    Outcome: breastfeeding (1=yes, 0=no)

    Primary predictor: gender (1=F, 0=M)

    Secondary predictors: Childs age (0 to 76 months)

    Mothers age (17 to 52) need to center

    Number of children (parity) (1 to 14) need to center

  • 18

    Model A: gender

    Logit estimates Number of obs = 472

    LR chi2(1) = 0.04

    Prob > chi2 = 0.8352

    Log likelihood = -319.98468 Pseudo R2 = 0.0001

    ------------------------------------------------------------------------------

    bf | Coef. Std. Err. z P>|z| [95% Conf. Interval]

    -------------+----------------------------------------------------------------

    gender | .0389756 .1873558 0.21 0.835 -.3282351 .4061863

    (Intercept) | -.3692173 .1281411 -2.88 0.004 -.6203693 -.1180653

    ------------------------------------------------------------------------------

    ( ) ( )Genderp

    pGender

    p

    p04.0.370-

    1log

    1log 10 +=

    +=

    babys gender (1=F, 0=M)

  • 19

    Model B: gender and mother's age

    Logit estimates Number of obs = 472

    LR chi2(2) = 16.50

    Prob > chi2 = 0.0003

    Log likelihood = -311.75482 Pseudo R2 = 0.0258

    ------------------------------------------------------------------------------

    bf | Coef. Std. Err. z P>|z| [95% Conf. Interval]

    -------------+----------------------------------------------------------------

    gender | .0620916 .1907094 0.33 0.745 -.311692 .4358751

    age_momc | -.0615396 .0156442 -3.93 0.000 -.0922016 -.0308776

    (Intercept) | -.1573215 .13957 -1.13 0.260 -.4308736 .1162307

    ------------------------------------------------------------------------------

    ( ) ( )

    ( ) ( ) 2506.0-06.0-0.161

    log

    251

    log 210

    ++=

    ++=

    mom

    mom

    AgeGenderp

    p

    AgeGenderp

    p

    babys gender (1=F, 0=M)

  • 20

    Possible modification add a spline
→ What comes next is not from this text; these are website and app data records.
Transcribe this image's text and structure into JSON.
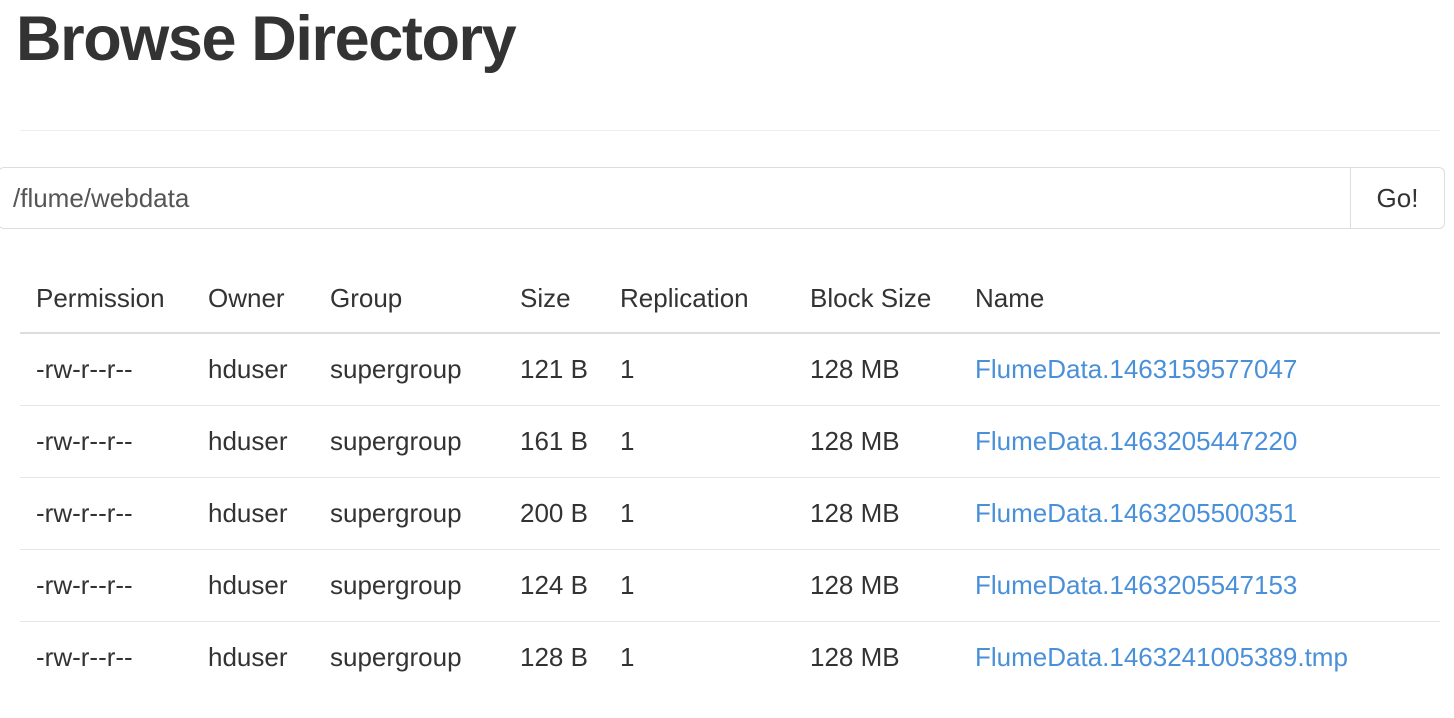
{
  "header": {
    "title": "Browse Directory"
  },
  "path_bar": {
    "value": "/flume/webdata",
    "placeholder": "/",
    "go_label": "Go!"
  },
  "table": {
    "columns": [
      "Permission",
      "Owner",
      "Group",
      "Size",
      "Replication",
      "Block Size",
      "Name"
    ],
    "rows": [
      {
        "permission": "-rw-r--r--",
        "owner": "hduser",
        "group": "supergroup",
        "size": "121 B",
        "replication": "1",
        "block_size": "128 MB",
        "name": "FlumeData.1463159577047"
      },
      {
        "permission": "-rw-r--r--",
        "owner": "hduser",
        "group": "supergroup",
        "size": "161 B",
        "replication": "1",
        "block_size": "128 MB",
        "name": "FlumeData.1463205447220"
      },
      {
        "permission": "-rw-r--r--",
        "owner": "hduser",
        "group": "supergroup",
        "size": "200 B",
        "replication": "1",
        "block_size": "128 MB",
        "name": "FlumeData.1463205500351"
      },
      {
        "permission": "-rw-r--r--",
        "owner": "hduser",
        "group": "supergroup",
        "size": "124 B",
        "replication": "1",
        "block_size": "128 MB",
        "name": "FlumeData.1463205547153"
      },
      {
        "permission": "-rw-r--r--",
        "owner": "hduser",
        "group": "supergroup",
        "size": "128 B",
        "replication": "1",
        "block_size": "128 MB",
        "name": "FlumeData.1463241005389.tmp"
      }
    ]
  },
  "colors": {
    "link": "#4a90d9",
    "text": "#333333",
    "border": "#dddddd",
    "row_border": "#e7e7e7"
  }
}
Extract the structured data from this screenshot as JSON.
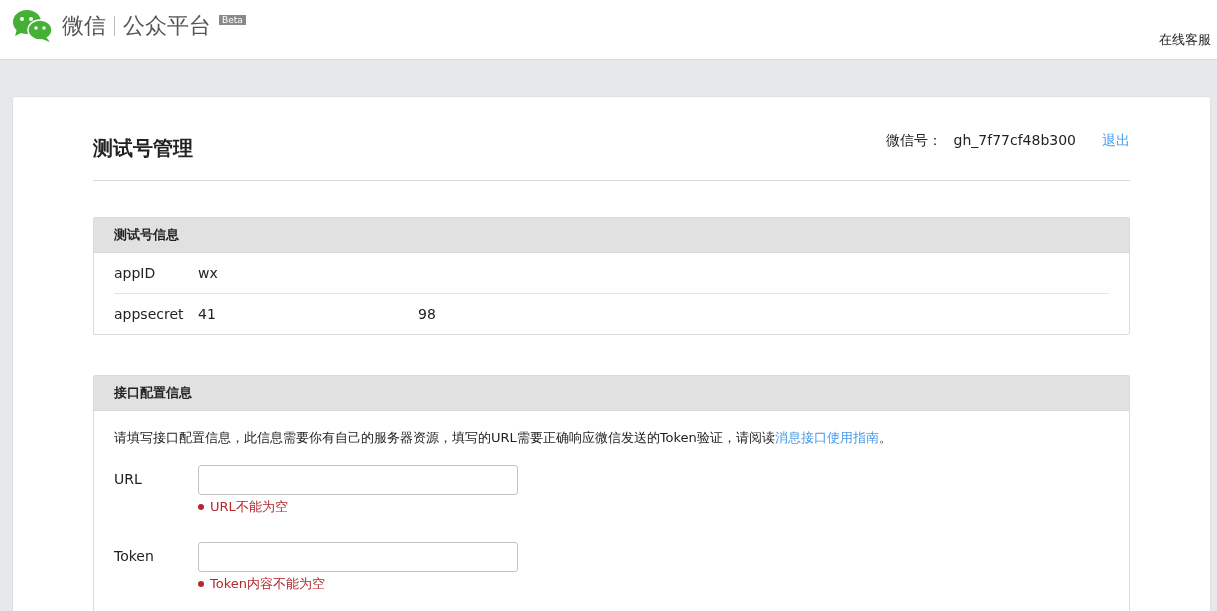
{
  "header": {
    "brand": "微信",
    "product": "公众平台",
    "badge": "Beta",
    "service_link": "在线客服"
  },
  "page": {
    "title": "测试号管理",
    "account_label": "微信号：",
    "account_id": "gh_7f77cf48b300",
    "logout": "退出"
  },
  "info_panel": {
    "title": "测试号信息",
    "rows": [
      {
        "label": "appID",
        "values": [
          "wx"
        ]
      },
      {
        "label": "appsecret",
        "values": [
          "41",
          "98"
        ]
      }
    ]
  },
  "config_panel": {
    "title": "接口配置信息",
    "intro": "请填写接口配置信息，此信息需要你有自己的服务器资源，填写的URL需要正确响应微信发送的Token验证，请阅读",
    "intro_link": "消息接口使用指南",
    "intro_end": "。",
    "fields": [
      {
        "label": "URL",
        "error": "URL不能为空"
      },
      {
        "label": "Token",
        "error": "Token内容不能为空"
      }
    ]
  }
}
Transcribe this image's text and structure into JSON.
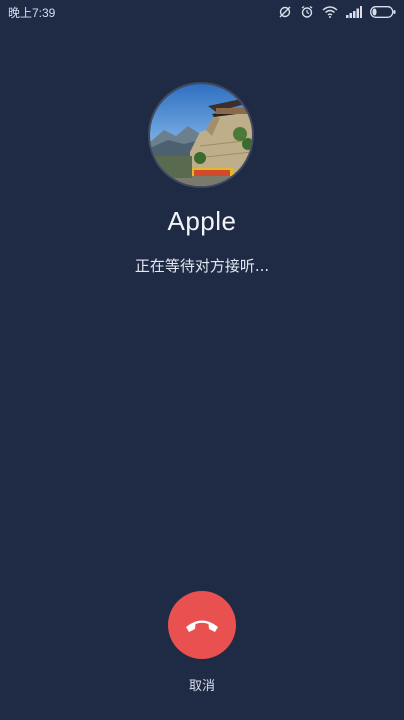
{
  "status_bar": {
    "time": "晚上7:39",
    "icons": [
      "sync-off-icon",
      "alarm-icon",
      "wifi-icon",
      "signal-icon",
      "battery-icon"
    ]
  },
  "contact": {
    "name": "Apple",
    "avatar": "avatar-photo-castle"
  },
  "call": {
    "status_text": "正在等待对方接听...",
    "end_call_label": "取消",
    "end_call_icon": "phone-hangup-icon"
  },
  "colors": {
    "background": "#1f2a44",
    "end_call": "#e8514f"
  }
}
    A plot of the log odds of the lowess smooth of breastfeeding versus mothers age reveals There may be a bend in the line at approximately mothers age = 25

    Well add a spline for mothers age>25-2

    02

    46

    20 30 40 50 20 30 40 50

    Boys Girls

    bre

    ast

    fe

    d

    age of mother (years)bandwidth = .9

    Logit transformed smooth

    Lowess smoother

  • 21

    Possible modification add a spline

    For mothers age > 25

    we center mothers age at 25 also, for convenience

    The spline is a new variable:

    (agemom 25)+

    = 0 if age < 25= (agemom 25) if age >25

  • 22

    Model C:gender and mother's age with spline

    Logit estimates Number of obs = 472

    LR chi2(3) = 26.49

    Prob > chi2 = 0.0000

    Log likelihood = -306.76341 Pseudo R2 = 0.0414

    ------------------------------------------------------------------------------

    bf | Coef. Std. Err. z P>|z| [95% Conf. Interval]

    -------------+----------------------------------------------------------------

    gender | .0821887 .1928521 0.4